Data about app and page elements:
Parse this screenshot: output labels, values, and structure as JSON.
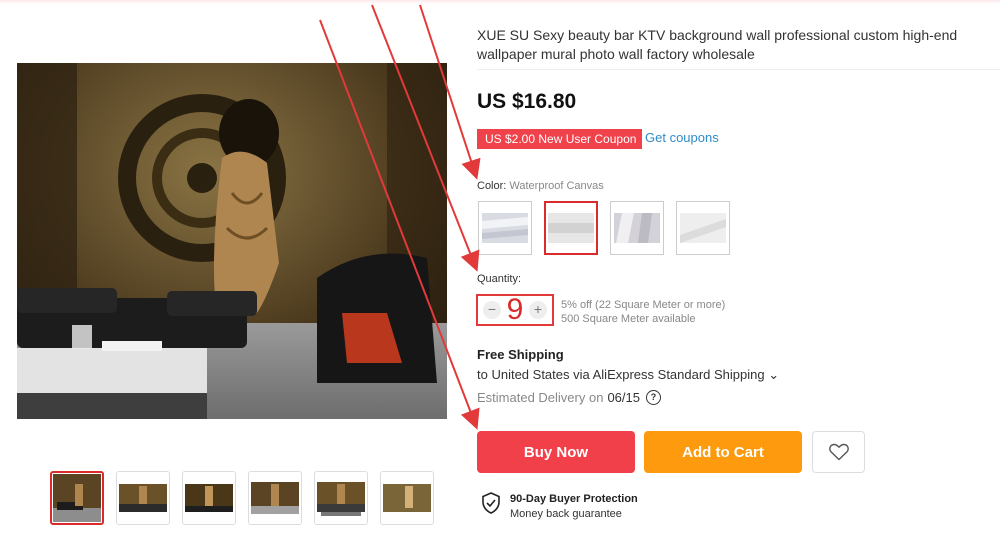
{
  "product": {
    "title": "XUE SU Sexy beauty bar KTV background wall professional custom high-end wallpaper mural photo wall factory wholesale",
    "price": "US $16.80",
    "coupon_badge": "US $2.00 New User Coupon",
    "coupon_link": "Get coupons"
  },
  "color": {
    "label": "Color:",
    "selected_value": "Waterproof Canvas",
    "selected_index": 1
  },
  "quantity": {
    "label": "Quantity:",
    "minus": "−",
    "plus": "+",
    "value": "9",
    "discount_note": "5% off (22 Square Meter or more)",
    "available": "500 Square Meter available"
  },
  "shipping": {
    "title": "Free Shipping",
    "line": "to United States via AliExpress Standard Shipping ⌄",
    "estimated_label": "Estimated Delivery on",
    "estimated_date": "06/15",
    "help_glyph": "?"
  },
  "actions": {
    "buy_now": "Buy Now",
    "add_to_cart": "Add to Cart"
  },
  "protection": {
    "title": "90-Day Buyer Protection",
    "subtitle": "Money back guarantee"
  },
  "thumbnails": {
    "active_index": 0
  },
  "colors": {
    "accent_red": "#f2404b",
    "cart_orange": "#fd9a0d",
    "link_blue": "#2f8bc9",
    "annotation_red": "#e23a3a"
  }
}
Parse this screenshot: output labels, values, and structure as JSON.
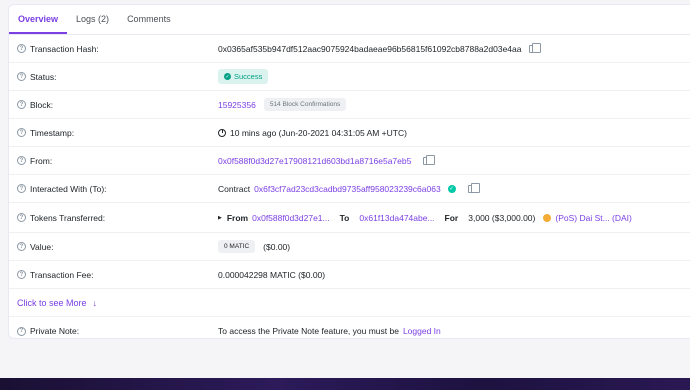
{
  "tabs": [
    {
      "label": "Overview"
    },
    {
      "label": "Logs (2)"
    },
    {
      "label": "Comments"
    }
  ],
  "rows": {
    "tx_hash": {
      "label": "Transaction Hash:",
      "value": "0x0365af535b947df512aac9075924badaeae96b56815f61092cb8788a2d03e4aa"
    },
    "status": {
      "label": "Status:",
      "value": "Success"
    },
    "block": {
      "label": "Block:",
      "value": "15925356",
      "confirmations": "514 Block Confirmations"
    },
    "timestamp": {
      "label": "Timestamp:",
      "value": "10 mins ago (Jun-20-2021 04:31:05 AM +UTC)"
    },
    "from": {
      "label": "From:",
      "value": "0x0f588f0d3d27e17908121d603bd1a8716e5a7eb5"
    },
    "to": {
      "label": "Interacted With (To):",
      "prefix": "Contract",
      "value": "0x6f3cf7ad23cd3cadbd9735aff958023239c6a063"
    },
    "tokens": {
      "label": "Tokens Transferred:",
      "from_label": "From",
      "from_value": "0x0f588f0d3d27e1...",
      "to_label": "To",
      "to_value": "0x61f13da474abe...",
      "for_label": "For",
      "amount": "3,000 ($3,000.00)",
      "token": "(PoS) Dai St... (DAI)"
    },
    "value": {
      "label": "Value:",
      "amount": "0 MATIC",
      "usd": "($0.00)"
    },
    "fee": {
      "label": "Transaction Fee:",
      "value": "0.000042298 MATIC ($0.00)"
    },
    "see_more": {
      "label": "Click to see More",
      "arrow": "↓"
    },
    "private_note": {
      "label": "Private Note:",
      "text": "To access the Private Note feature, you must be",
      "link": "Logged In"
    }
  },
  "colors": {
    "accent": "#7b3fe4",
    "success": "#00a186",
    "footer": "#1d1240"
  },
  "icons": {
    "help": "question-circle-icon",
    "copy": "copy-icon",
    "clock": "clock-icon",
    "check": "check-circle-icon",
    "coin": "dai-token-icon"
  }
}
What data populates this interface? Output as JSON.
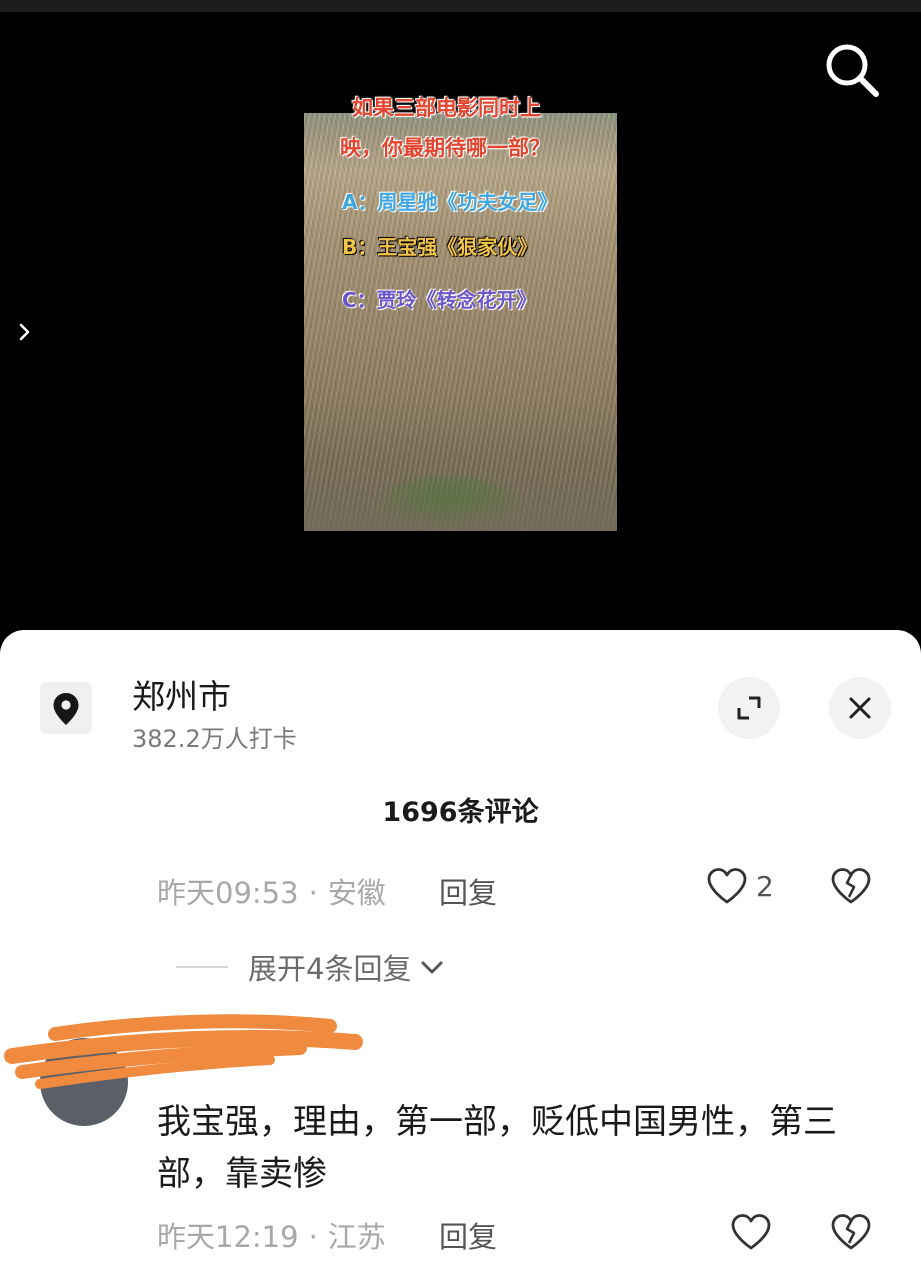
{
  "video": {
    "question_line1": "如果三部电影同时上",
    "question_line2": "映，你最期待哪一部？",
    "option_a": "A：周星驰《功夫女足》",
    "option_b": "B：王宝强《狠家伙》",
    "option_c": "C：贾玲《转念花开》",
    "search_icon": "search-icon",
    "side_arrow_icon": "chevron-right-icon"
  },
  "location": {
    "name": "郑州市",
    "checkins": "382.2万人打卡",
    "pin_icon": "location-pin-icon"
  },
  "panel": {
    "comment_count": "1696条评论",
    "expand_icon": "expand-icon",
    "close_icon": "close-icon"
  },
  "comments": [
    {
      "time": "昨天09:53",
      "dot": "·",
      "region": "安徽",
      "reply_label": "回复",
      "like_count": "2",
      "expand_replies": "展开4条回复"
    },
    {
      "text": "我宝强，理由，第一部，贬低中国男性，第三部，靠卖惨",
      "time": "昨天12:19",
      "dot": "·",
      "region": "江苏",
      "reply_label": "回复",
      "like_count": ""
    }
  ],
  "colors": {
    "question": "#e3452f",
    "option_a": "#3fa6e0",
    "option_b": "#f2c44a",
    "option_c": "#6b55c8",
    "scribble": "#f08a3e"
  }
}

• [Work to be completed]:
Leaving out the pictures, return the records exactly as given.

• [Response area]:
Parse this screenshot: output labels, values, and structure as JSON.
{
  "product": {
    "title": "XUE SU Sexy beauty bar KTV background wall professional custom high-end wallpaper mural photo wall factory wholesale",
    "price": "US $16.80",
    "coupon_badge": "US $2.00 New User Coupon",
    "coupon_link": "Get coupons"
  },
  "color": {
    "label": "Color:",
    "selected_value": "Waterproof Canvas",
    "selected_index": 1
  },
  "quantity": {
    "label": "Quantity:",
    "minus": "−",
    "plus": "+",
    "value": "9",
    "discount_note": "5% off (22 Square Meter or more)",
    "available": "500 Square Meter available"
  },
  "shipping": {
    "title": "Free Shipping",
    "line": "to United States via AliExpress Standard Shipping ⌄",
    "estimated_label": "Estimated Delivery on",
    "estimated_date": "06/15",
    "help_glyph": "?"
  },
  "actions": {
    "buy_now": "Buy Now",
    "add_to_cart": "Add to Cart"
  },
  "protection": {
    "title": "90-Day Buyer Protection",
    "subtitle": "Money back guarantee"
  },
  "thumbnails": {
    "active_index": 0
  },
  "colors": {
    "accent_red": "#f2404b",
    "cart_orange": "#fd9a0d",
    "link_blue": "#2f8bc9",
    "annotation_red": "#e23a3a"
  }
}
Parse this screenshot: output labels, values, and structure as JSON.
{
  "tabs": [
    {
      "label": "Overview"
    },
    {
      "label": "Logs (2)"
    },
    {
      "label": "Comments"
    }
  ],
  "rows": {
    "tx_hash": {
      "label": "Transaction Hash:",
      "value": "0x0365af535b947df512aac9075924badaeae96b56815f61092cb8788a2d03e4aa"
    },
    "status": {
      "label": "Status:",
      "value": "Success"
    },
    "block": {
      "label": "Block:",
      "value": "15925356",
      "confirmations": "514 Block Confirmations"
    },
    "timestamp": {
      "label": "Timestamp:",
      "value": "10 mins ago (Jun-20-2021 04:31:05 AM +UTC)"
    },
    "from": {
      "label": "From:",
      "value": "0x0f588f0d3d27e17908121d603bd1a8716e5a7eb5"
    },
    "to": {
      "label": "Interacted With (To):",
      "prefix": "Contract",
      "value": "0x6f3cf7ad23cd3cadbd9735aff958023239c6a063"
    },
    "tokens": {
      "label": "Tokens Transferred:",
      "from_label": "From",
      "from_value": "0x0f588f0d3d27e1...",
      "to_label": "To",
      "to_value": "0x61f13da474abe...",
      "for_label": "For",
      "amount": "3,000 ($3,000.00)",
      "token": "(PoS) Dai St... (DAI)"
    },
    "value": {
      "label": "Value:",
      "amount": "0 MATIC",
      "usd": "($0.00)"
    },
    "fee": {
      "label": "Transaction Fee:",
      "value": "0.000042298 MATIC ($0.00)"
    },
    "see_more": {
      "label": "Click to see More",
      "arrow": "↓"
    },
    "private_note": {
      "label": "Private Note:",
      "text": "To access the Private Note feature, you must be",
      "link": "Logged In"
    }
  },
  "colors": {
    "accent": "#7b3fe4",
    "success": "#00a186",
    "footer": "#1d1240"
  },
  "icons": {
    "help": "question-circle-icon",
    "copy": "copy-icon",
    "clock": "clock-icon",
    "check": "check-circle-icon",
    "coin": "dai-token-icon"
  }
}
What data populates this interface? Output as JSON.
{
  "video": {
    "question_line1": "如果三部电影同时上",
    "question_line2": "映，你最期待哪一部？",
    "option_a": "A：周星驰《功夫女足》",
    "option_b": "B：王宝强《狠家伙》",
    "option_c": "C：贾玲《转念花开》",
    "search_icon": "search-icon",
    "side_arrow_icon": "chevron-right-icon"
  },
  "location": {
    "name": "郑州市",
    "checkins": "382.2万人打卡",
    "pin_icon": "location-pin-icon"
  },
  "panel": {
    "comment_count": "1696条评论",
    "expand_icon": "expand-icon",
    "close_icon": "close-icon"
  },
  "comments": [
    {
      "time": "昨天09:53",
      "dot": "·",
      "region": "安徽",
      "reply_label": "回复",
      "like_count": "2",
      "expand_replies": "展开4条回复"
    },
    {
      "text": "我宝强，理由，第一部，贬低中国男性，第三部，靠卖惨",
      "time": "昨天12:19",
      "dot": "·",
      "region": "江苏",
      "reply_label": "回复",
      "like_count": ""
    }
  ],
  "colors": {
    "question": "#e3452f",
    "option_a": "#3fa6e0",
    "option_b": "#f2c44a",
    "option_c": "#6b55c8",
    "scribble": "#f08a3e"
  }
}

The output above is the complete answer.